Task instructions >>
Write the records out exactly as shown. No pictures.

Excerpted records >>
● ● ● ●

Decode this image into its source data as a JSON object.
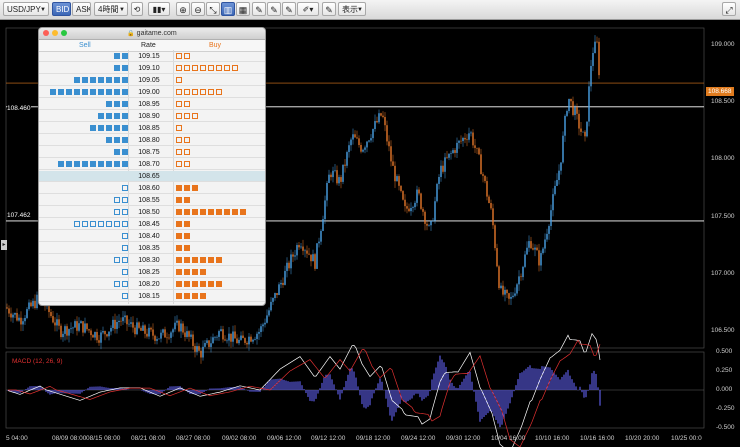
{
  "toolbar": {
    "symbol": "USD/JPY",
    "bid": "BID",
    "ask": "ASK",
    "timeframe": "4時間",
    "display": "表示",
    "colors": {
      "active": "#3c67b6"
    }
  },
  "orderbook": {
    "site": "gaitame.com",
    "sell_label": "Sell",
    "rate_label": "Rate",
    "buy_label": "Buy",
    "current_rate": "108.65",
    "rows": [
      {
        "rate": "109.15",
        "sell_filled": 2,
        "sell_empty": 0,
        "buy_filled": 0,
        "buy_empty": 2
      },
      {
        "rate": "109.10",
        "sell_filled": 2,
        "sell_empty": 0,
        "buy_filled": 0,
        "buy_empty": 8
      },
      {
        "rate": "109.05",
        "sell_filled": 7,
        "sell_empty": 0,
        "buy_filled": 0,
        "buy_empty": 1
      },
      {
        "rate": "109.00",
        "sell_filled": 10,
        "sell_empty": 0,
        "buy_filled": 0,
        "buy_empty": 6
      },
      {
        "rate": "108.95",
        "sell_filled": 3,
        "sell_empty": 0,
        "buy_filled": 0,
        "buy_empty": 2
      },
      {
        "rate": "108.90",
        "sell_filled": 4,
        "sell_empty": 0,
        "buy_filled": 0,
        "buy_empty": 3
      },
      {
        "rate": "108.85",
        "sell_filled": 5,
        "sell_empty": 0,
        "buy_filled": 0,
        "buy_empty": 1
      },
      {
        "rate": "108.80",
        "sell_filled": 3,
        "sell_empty": 0,
        "buy_filled": 0,
        "buy_empty": 2
      },
      {
        "rate": "108.75",
        "sell_filled": 2,
        "sell_empty": 0,
        "buy_filled": 0,
        "buy_empty": 2
      },
      {
        "rate": "108.70",
        "sell_filled": 9,
        "sell_empty": 0,
        "buy_filled": 0,
        "buy_empty": 2
      },
      {
        "rate": "108.65",
        "sell_filled": 0,
        "sell_empty": 0,
        "buy_filled": 0,
        "buy_empty": 0
      },
      {
        "rate": "108.60",
        "sell_filled": 0,
        "sell_empty": 1,
        "buy_filled": 3,
        "buy_empty": 0
      },
      {
        "rate": "108.55",
        "sell_filled": 0,
        "sell_empty": 2,
        "buy_filled": 2,
        "buy_empty": 0
      },
      {
        "rate": "108.50",
        "sell_filled": 0,
        "sell_empty": 2,
        "buy_filled": 9,
        "buy_empty": 0
      },
      {
        "rate": "108.45",
        "sell_filled": 0,
        "sell_empty": 7,
        "buy_filled": 2,
        "buy_empty": 0
      },
      {
        "rate": "108.40",
        "sell_filled": 0,
        "sell_empty": 1,
        "buy_filled": 2,
        "buy_empty": 0
      },
      {
        "rate": "108.35",
        "sell_filled": 0,
        "sell_empty": 1,
        "buy_filled": 2,
        "buy_empty": 0
      },
      {
        "rate": "108.30",
        "sell_filled": 0,
        "sell_empty": 2,
        "buy_filled": 6,
        "buy_empty": 0
      },
      {
        "rate": "108.25",
        "sell_filled": 0,
        "sell_empty": 1,
        "buy_filled": 4,
        "buy_empty": 0
      },
      {
        "rate": "108.20",
        "sell_filled": 0,
        "sell_empty": 2,
        "buy_filled": 6,
        "buy_empty": 0
      },
      {
        "rate": "108.15",
        "sell_filled": 0,
        "sell_empty": 1,
        "buy_filled": 4,
        "buy_empty": 0
      }
    ],
    "colors": {
      "sell": "#3a8fd0",
      "buy": "#e8741c"
    }
  },
  "chart": {
    "current_price": "108.668",
    "level_high": "108.460",
    "level_low": "107.462",
    "y_ticks": [
      "109.000",
      "108.500",
      "108.000",
      "107.500",
      "107.000",
      "106.500"
    ],
    "macd_label": "MACD (12, 26, 9)",
    "macd_ticks": [
      "0.500",
      "0.250",
      "0.000",
      "-0.250",
      "-0.500"
    ],
    "x_ticks": [
      "5 04:00",
      "08/09 08:00",
      "08/15 08:00",
      "08/21 08:00",
      "08/27 08:00",
      "09/02 08:00",
      "09/06 12:00",
      "09/12 12:00",
      "09/18 12:00",
      "09/24 12:00",
      "09/30 12:00",
      "10/04 16:00",
      "10/10 16:00",
      "10/16 16:00",
      "10/20 20:00",
      "10/25 00:0"
    ],
    "colors": {
      "up": "#4aa3e8",
      "down": "#e8782a",
      "price": "#e07b1e",
      "level": "#ffffff",
      "macd": "#ffffff",
      "signal": "#e03030",
      "histogram": "#5a5ae0"
    }
  }
}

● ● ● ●

Task answer >>
Decode this image into its source data as a JSON object.
{
  "toolbar": {
    "symbol": "USD/JPY",
    "bid": "BID",
    "ask": "ASK",
    "timeframe": "4時間",
    "display": "表示",
    "colors": {
      "active": "#3c67b6"
    }
  },
  "orderbook": {
    "site": "gaitame.com",
    "sell_label": "Sell",
    "rate_label": "Rate",
    "buy_label": "Buy",
    "current_rate": "108.65",
    "rows": [
      {
        "rate": "109.15",
        "sell_filled": 2,
        "sell_empty": 0,
        "buy_filled": 0,
        "buy_empty": 2
      },
      {
        "rate": "109.10",
        "sell_filled": 2,
        "sell_empty": 0,
        "buy_filled": 0,
        "buy_empty": 8
      },
      {
        "rate": "109.05",
        "sell_filled": 7,
        "sell_empty": 0,
        "buy_filled": 0,
        "buy_empty": 1
      },
      {
        "rate": "109.00",
        "sell_filled": 10,
        "sell_empty": 0,
        "buy_filled": 0,
        "buy_empty": 6
      },
      {
        "rate": "108.95",
        "sell_filled": 3,
        "sell_empty": 0,
        "buy_filled": 0,
        "buy_empty": 2
      },
      {
        "rate": "108.90",
        "sell_filled": 4,
        "sell_empty": 0,
        "buy_filled": 0,
        "buy_empty": 3
      },
      {
        "rate": "108.85",
        "sell_filled": 5,
        "sell_empty": 0,
        "buy_filled": 0,
        "buy_empty": 1
      },
      {
        "rate": "108.80",
        "sell_filled": 3,
        "sell_empty": 0,
        "buy_filled": 0,
        "buy_empty": 2
      },
      {
        "rate": "108.75",
        "sell_filled": 2,
        "sell_empty": 0,
        "buy_filled": 0,
        "buy_empty": 2
      },
      {
        "rate": "108.70",
        "sell_filled": 9,
        "sell_empty": 0,
        "buy_filled": 0,
        "buy_empty": 2
      },
      {
        "rate": "108.65",
        "sell_filled": 0,
        "sell_empty": 0,
        "buy_filled": 0,
        "buy_empty": 0
      },
      {
        "rate": "108.60",
        "sell_filled": 0,
        "sell_empty": 1,
        "buy_filled": 3,
        "buy_empty": 0
      },
      {
        "rate": "108.55",
        "sell_filled": 0,
        "sell_empty": 2,
        "buy_filled": 2,
        "buy_empty": 0
      },
      {
        "rate": "108.50",
        "sell_filled": 0,
        "sell_empty": 2,
        "buy_filled": 9,
        "buy_empty": 0
      },
      {
        "rate": "108.45",
        "sell_filled": 0,
        "sell_empty": 7,
        "buy_filled": 2,
        "buy_empty": 0
      },
      {
        "rate": "108.40",
        "sell_filled": 0,
        "sell_empty": 1,
        "buy_filled": 2,
        "buy_empty": 0
      },
      {
        "rate": "108.35",
        "sell_filled": 0,
        "sell_empty": 1,
        "buy_filled": 2,
        "buy_empty": 0
      },
      {
        "rate": "108.30",
        "sell_filled": 0,
        "sell_empty": 2,
        "buy_filled": 6,
        "buy_empty": 0
      },
      {
        "rate": "108.25",
        "sell_filled": 0,
        "sell_empty": 1,
        "buy_filled": 4,
        "buy_empty": 0
      },
      {
        "rate": "108.20",
        "sell_filled": 0,
        "sell_empty": 2,
        "buy_filled": 6,
        "buy_empty": 0
      },
      {
        "rate": "108.15",
        "sell_filled": 0,
        "sell_empty": 1,
        "buy_filled": 4,
        "buy_empty": 0
      }
    ],
    "colors": {
      "sell": "#3a8fd0",
      "buy": "#e8741c"
    }
  },
  "chart": {
    "current_price": "108.668",
    "level_high": "108.460",
    "level_low": "107.462",
    "y_ticks": [
      "109.000",
      "108.500",
      "108.000",
      "107.500",
      "107.000",
      "106.500"
    ],
    "macd_label": "MACD (12, 26, 9)",
    "macd_ticks": [
      "0.500",
      "0.250",
      "0.000",
      "-0.250",
      "-0.500"
    ],
    "x_ticks": [
      "5 04:00",
      "08/09 08:00",
      "08/15 08:00",
      "08/21 08:00",
      "08/27 08:00",
      "09/02 08:00",
      "09/06 12:00",
      "09/12 12:00",
      "09/18 12:00",
      "09/24 12:00",
      "09/30 12:00",
      "10/04 16:00",
      "10/10 16:00",
      "10/16 16:00",
      "10/20 20:00",
      "10/25 00:0"
    ],
    "colors": {
      "up": "#4aa3e8",
      "down": "#e8782a",
      "price": "#e07b1e",
      "level": "#ffffff",
      "macd": "#ffffff",
      "signal": "#e03030",
      "histogram": "#5a5ae0"
    }
  }
}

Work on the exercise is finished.